Excerpts from an interface dataset:
═══

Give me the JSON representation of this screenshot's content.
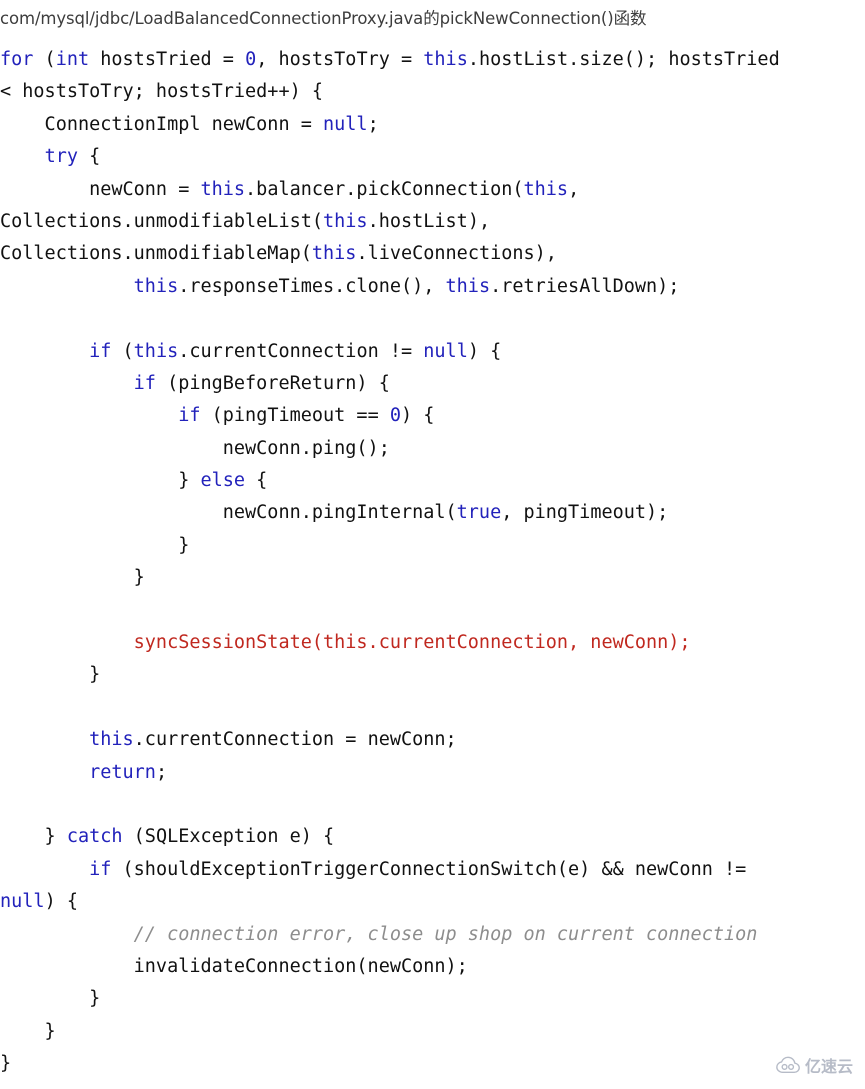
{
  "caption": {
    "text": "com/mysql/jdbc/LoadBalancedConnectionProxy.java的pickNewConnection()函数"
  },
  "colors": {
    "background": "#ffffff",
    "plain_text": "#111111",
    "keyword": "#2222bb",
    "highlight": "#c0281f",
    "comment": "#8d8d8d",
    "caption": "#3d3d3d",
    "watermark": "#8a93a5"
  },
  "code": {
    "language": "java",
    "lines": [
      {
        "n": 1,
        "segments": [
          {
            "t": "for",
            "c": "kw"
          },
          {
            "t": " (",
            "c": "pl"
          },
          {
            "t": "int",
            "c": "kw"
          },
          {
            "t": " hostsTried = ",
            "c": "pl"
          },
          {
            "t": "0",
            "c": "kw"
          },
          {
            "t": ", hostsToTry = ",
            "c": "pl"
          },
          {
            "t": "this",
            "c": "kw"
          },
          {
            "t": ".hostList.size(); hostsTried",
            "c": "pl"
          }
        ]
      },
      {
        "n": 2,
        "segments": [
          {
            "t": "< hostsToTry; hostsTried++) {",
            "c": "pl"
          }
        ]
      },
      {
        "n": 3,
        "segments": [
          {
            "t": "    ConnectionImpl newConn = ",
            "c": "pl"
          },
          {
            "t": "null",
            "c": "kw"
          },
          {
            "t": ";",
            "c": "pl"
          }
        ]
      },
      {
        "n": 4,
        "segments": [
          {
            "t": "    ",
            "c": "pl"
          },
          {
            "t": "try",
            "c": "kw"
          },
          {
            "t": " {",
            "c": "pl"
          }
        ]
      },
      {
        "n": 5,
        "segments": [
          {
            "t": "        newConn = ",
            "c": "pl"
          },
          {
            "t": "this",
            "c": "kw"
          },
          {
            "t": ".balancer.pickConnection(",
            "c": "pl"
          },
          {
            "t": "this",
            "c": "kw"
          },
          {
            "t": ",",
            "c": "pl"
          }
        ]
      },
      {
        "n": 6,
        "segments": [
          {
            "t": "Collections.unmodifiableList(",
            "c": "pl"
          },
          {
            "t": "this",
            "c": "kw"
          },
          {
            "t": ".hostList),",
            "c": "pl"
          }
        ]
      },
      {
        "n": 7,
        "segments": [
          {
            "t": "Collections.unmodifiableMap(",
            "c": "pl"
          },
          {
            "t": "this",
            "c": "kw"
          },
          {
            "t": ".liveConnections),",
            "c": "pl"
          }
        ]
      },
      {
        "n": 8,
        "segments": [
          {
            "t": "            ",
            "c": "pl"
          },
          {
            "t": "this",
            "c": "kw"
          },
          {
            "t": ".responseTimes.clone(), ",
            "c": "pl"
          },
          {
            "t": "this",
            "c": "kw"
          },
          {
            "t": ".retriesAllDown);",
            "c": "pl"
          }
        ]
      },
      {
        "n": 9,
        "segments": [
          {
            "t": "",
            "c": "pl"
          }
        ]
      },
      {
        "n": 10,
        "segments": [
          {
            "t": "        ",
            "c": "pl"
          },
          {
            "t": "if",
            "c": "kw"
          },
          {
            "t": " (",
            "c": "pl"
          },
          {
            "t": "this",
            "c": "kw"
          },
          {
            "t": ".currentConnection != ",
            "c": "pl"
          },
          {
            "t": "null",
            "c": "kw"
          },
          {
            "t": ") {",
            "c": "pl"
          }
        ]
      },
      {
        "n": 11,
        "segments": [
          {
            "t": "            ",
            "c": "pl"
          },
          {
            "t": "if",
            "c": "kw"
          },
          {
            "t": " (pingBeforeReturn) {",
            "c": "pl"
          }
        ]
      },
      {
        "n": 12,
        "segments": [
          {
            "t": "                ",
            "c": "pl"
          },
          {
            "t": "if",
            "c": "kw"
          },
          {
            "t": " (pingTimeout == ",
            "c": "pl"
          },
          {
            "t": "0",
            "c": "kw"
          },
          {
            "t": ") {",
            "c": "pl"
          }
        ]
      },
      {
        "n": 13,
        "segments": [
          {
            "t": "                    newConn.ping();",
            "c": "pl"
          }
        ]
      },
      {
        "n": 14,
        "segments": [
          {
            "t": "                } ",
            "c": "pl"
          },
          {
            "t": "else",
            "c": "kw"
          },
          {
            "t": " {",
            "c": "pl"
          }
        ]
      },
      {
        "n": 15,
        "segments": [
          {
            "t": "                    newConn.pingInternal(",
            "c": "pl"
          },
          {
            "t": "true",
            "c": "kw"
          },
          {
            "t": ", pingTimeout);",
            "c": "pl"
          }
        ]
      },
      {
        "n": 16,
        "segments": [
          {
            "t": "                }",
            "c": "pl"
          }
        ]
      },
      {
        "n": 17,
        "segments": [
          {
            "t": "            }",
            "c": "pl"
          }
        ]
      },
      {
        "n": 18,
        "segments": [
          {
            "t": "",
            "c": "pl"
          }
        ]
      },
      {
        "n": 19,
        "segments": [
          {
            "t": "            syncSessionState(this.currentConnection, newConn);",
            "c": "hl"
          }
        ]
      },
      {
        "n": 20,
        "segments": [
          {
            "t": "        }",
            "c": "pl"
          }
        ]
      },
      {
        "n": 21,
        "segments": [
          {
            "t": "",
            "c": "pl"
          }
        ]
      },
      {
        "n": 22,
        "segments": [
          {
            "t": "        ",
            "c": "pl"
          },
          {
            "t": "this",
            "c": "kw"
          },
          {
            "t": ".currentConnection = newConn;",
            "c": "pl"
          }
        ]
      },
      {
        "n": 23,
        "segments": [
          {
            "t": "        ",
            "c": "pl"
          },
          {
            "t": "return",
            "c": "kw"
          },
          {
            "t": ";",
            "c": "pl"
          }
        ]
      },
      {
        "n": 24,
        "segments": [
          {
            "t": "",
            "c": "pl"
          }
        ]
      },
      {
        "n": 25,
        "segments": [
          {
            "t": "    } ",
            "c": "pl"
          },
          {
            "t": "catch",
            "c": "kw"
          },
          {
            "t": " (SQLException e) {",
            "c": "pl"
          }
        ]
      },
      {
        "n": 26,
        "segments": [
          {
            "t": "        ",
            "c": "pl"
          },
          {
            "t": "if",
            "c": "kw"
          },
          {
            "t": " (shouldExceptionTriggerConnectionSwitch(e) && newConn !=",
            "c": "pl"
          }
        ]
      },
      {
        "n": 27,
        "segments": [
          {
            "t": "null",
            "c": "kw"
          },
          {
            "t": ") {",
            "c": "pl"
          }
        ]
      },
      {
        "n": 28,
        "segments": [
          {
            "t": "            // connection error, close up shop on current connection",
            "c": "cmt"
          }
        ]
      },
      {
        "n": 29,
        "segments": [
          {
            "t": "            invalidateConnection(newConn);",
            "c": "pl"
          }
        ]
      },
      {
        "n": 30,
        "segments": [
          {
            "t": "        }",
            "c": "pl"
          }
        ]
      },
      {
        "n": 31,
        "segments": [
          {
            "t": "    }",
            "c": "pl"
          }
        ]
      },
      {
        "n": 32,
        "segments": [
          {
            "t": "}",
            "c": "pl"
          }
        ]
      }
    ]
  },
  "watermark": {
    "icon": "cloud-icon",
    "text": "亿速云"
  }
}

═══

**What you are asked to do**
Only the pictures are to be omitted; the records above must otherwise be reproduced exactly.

**Finished task**
Give me the JSON representation of this screenshot's content.
{
  "caption": {
    "text": "com/mysql/jdbc/LoadBalancedConnectionProxy.java的pickNewConnection()函数"
  },
  "colors": {
    "background": "#ffffff",
    "plain_text": "#111111",
    "keyword": "#2222bb",
    "highlight": "#c0281f",
    "comment": "#8d8d8d",
    "caption": "#3d3d3d",
    "watermark": "#8a93a5"
  },
  "code": {
    "language": "java",
    "lines": [
      {
        "n": 1,
        "segments": [
          {
            "t": "for",
            "c": "kw"
          },
          {
            "t": " (",
            "c": "pl"
          },
          {
            "t": "int",
            "c": "kw"
          },
          {
            "t": " hostsTried = ",
            "c": "pl"
          },
          {
            "t": "0",
            "c": "kw"
          },
          {
            "t": ", hostsToTry = ",
            "c": "pl"
          },
          {
            "t": "this",
            "c": "kw"
          },
          {
            "t": ".hostList.size(); hostsTried",
            "c": "pl"
          }
        ]
      },
      {
        "n": 2,
        "segments": [
          {
            "t": "< hostsToTry; hostsTried++) {",
            "c": "pl"
          }
        ]
      },
      {
        "n": 3,
        "segments": [
          {
            "t": "    ConnectionImpl newConn = ",
            "c": "pl"
          },
          {
            "t": "null",
            "c": "kw"
          },
          {
            "t": ";",
            "c": "pl"
          }
        ]
      },
      {
        "n": 4,
        "segments": [
          {
            "t": "    ",
            "c": "pl"
          },
          {
            "t": "try",
            "c": "kw"
          },
          {
            "t": " {",
            "c": "pl"
          }
        ]
      },
      {
        "n": 5,
        "segments": [
          {
            "t": "        newConn = ",
            "c": "pl"
          },
          {
            "t": "this",
            "c": "kw"
          },
          {
            "t": ".balancer.pickConnection(",
            "c": "pl"
          },
          {
            "t": "this",
            "c": "kw"
          },
          {
            "t": ",",
            "c": "pl"
          }
        ]
      },
      {
        "n": 6,
        "segments": [
          {
            "t": "Collections.unmodifiableList(",
            "c": "pl"
          },
          {
            "t": "this",
            "c": "kw"
          },
          {
            "t": ".hostList),",
            "c": "pl"
          }
        ]
      },
      {
        "n": 7,
        "segments": [
          {
            "t": "Collections.unmodifiableMap(",
            "c": "pl"
          },
          {
            "t": "this",
            "c": "kw"
          },
          {
            "t": ".liveConnections),",
            "c": "pl"
          }
        ]
      },
      {
        "n": 8,
        "segments": [
          {
            "t": "            ",
            "c": "pl"
          },
          {
            "t": "this",
            "c": "kw"
          },
          {
            "t": ".responseTimes.clone(), ",
            "c": "pl"
          },
          {
            "t": "this",
            "c": "kw"
          },
          {
            "t": ".retriesAllDown);",
            "c": "pl"
          }
        ]
      },
      {
        "n": 9,
        "segments": [
          {
            "t": "",
            "c": "pl"
          }
        ]
      },
      {
        "n": 10,
        "segments": [
          {
            "t": "        ",
            "c": "pl"
          },
          {
            "t": "if",
            "c": "kw"
          },
          {
            "t": " (",
            "c": "pl"
          },
          {
            "t": "this",
            "c": "kw"
          },
          {
            "t": ".currentConnection != ",
            "c": "pl"
          },
          {
            "t": "null",
            "c": "kw"
          },
          {
            "t": ") {",
            "c": "pl"
          }
        ]
      },
      {
        "n": 11,
        "segments": [
          {
            "t": "            ",
            "c": "pl"
          },
          {
            "t": "if",
            "c": "kw"
          },
          {
            "t": " (pingBeforeReturn) {",
            "c": "pl"
          }
        ]
      },
      {
        "n": 12,
        "segments": [
          {
            "t": "                ",
            "c": "pl"
          },
          {
            "t": "if",
            "c": "kw"
          },
          {
            "t": " (pingTimeout == ",
            "c": "pl"
          },
          {
            "t": "0",
            "c": "kw"
          },
          {
            "t": ") {",
            "c": "pl"
          }
        ]
      },
      {
        "n": 13,
        "segments": [
          {
            "t": "                    newConn.ping();",
            "c": "pl"
          }
        ]
      },
      {
        "n": 14,
        "segments": [
          {
            "t": "                } ",
            "c": "pl"
          },
          {
            "t": "else",
            "c": "kw"
          },
          {
            "t": " {",
            "c": "pl"
          }
        ]
      },
      {
        "n": 15,
        "segments": [
          {
            "t": "                    newConn.pingInternal(",
            "c": "pl"
          },
          {
            "t": "true",
            "c": "kw"
          },
          {
            "t": ", pingTimeout);",
            "c": "pl"
          }
        ]
      },
      {
        "n": 16,
        "segments": [
          {
            "t": "                }",
            "c": "pl"
          }
        ]
      },
      {
        "n": 17,
        "segments": [
          {
            "t": "            }",
            "c": "pl"
          }
        ]
      },
      {
        "n": 18,
        "segments": [
          {
            "t": "",
            "c": "pl"
          }
        ]
      },
      {
        "n": 19,
        "segments": [
          {
            "t": "            syncSessionState(this.currentConnection, newConn);",
            "c": "hl"
          }
        ]
      },
      {
        "n": 20,
        "segments": [
          {
            "t": "        }",
            "c": "pl"
          }
        ]
      },
      {
        "n": 21,
        "segments": [
          {
            "t": "",
            "c": "pl"
          }
        ]
      },
      {
        "n": 22,
        "segments": [
          {
            "t": "        ",
            "c": "pl"
          },
          {
            "t": "this",
            "c": "kw"
          },
          {
            "t": ".currentConnection = newConn;",
            "c": "pl"
          }
        ]
      },
      {
        "n": 23,
        "segments": [
          {
            "t": "        ",
            "c": "pl"
          },
          {
            "t": "return",
            "c": "kw"
          },
          {
            "t": ";",
            "c": "pl"
          }
        ]
      },
      {
        "n": 24,
        "segments": [
          {
            "t": "",
            "c": "pl"
          }
        ]
      },
      {
        "n": 25,
        "segments": [
          {
            "t": "    } ",
            "c": "pl"
          },
          {
            "t": "catch",
            "c": "kw"
          },
          {
            "t": " (SQLException e) {",
            "c": "pl"
          }
        ]
      },
      {
        "n": 26,
        "segments": [
          {
            "t": "        ",
            "c": "pl"
          },
          {
            "t": "if",
            "c": "kw"
          },
          {
            "t": " (shouldExceptionTriggerConnectionSwitch(e) && newConn !=",
            "c": "pl"
          }
        ]
      },
      {
        "n": 27,
        "segments": [
          {
            "t": "null",
            "c": "kw"
          },
          {
            "t": ") {",
            "c": "pl"
          }
        ]
      },
      {
        "n": 28,
        "segments": [
          {
            "t": "            // connection error, close up shop on current connection",
            "c": "cmt"
          }
        ]
      },
      {
        "n": 29,
        "segments": [
          {
            "t": "            invalidateConnection(newConn);",
            "c": "pl"
          }
        ]
      },
      {
        "n": 30,
        "segments": [
          {
            "t": "        }",
            "c": "pl"
          }
        ]
      },
      {
        "n": 31,
        "segments": [
          {
            "t": "    }",
            "c": "pl"
          }
        ]
      },
      {
        "n": 32,
        "segments": [
          {
            "t": "}",
            "c": "pl"
          }
        ]
      }
    ]
  },
  "watermark": {
    "icon": "cloud-icon",
    "text": "亿速云"
  }
}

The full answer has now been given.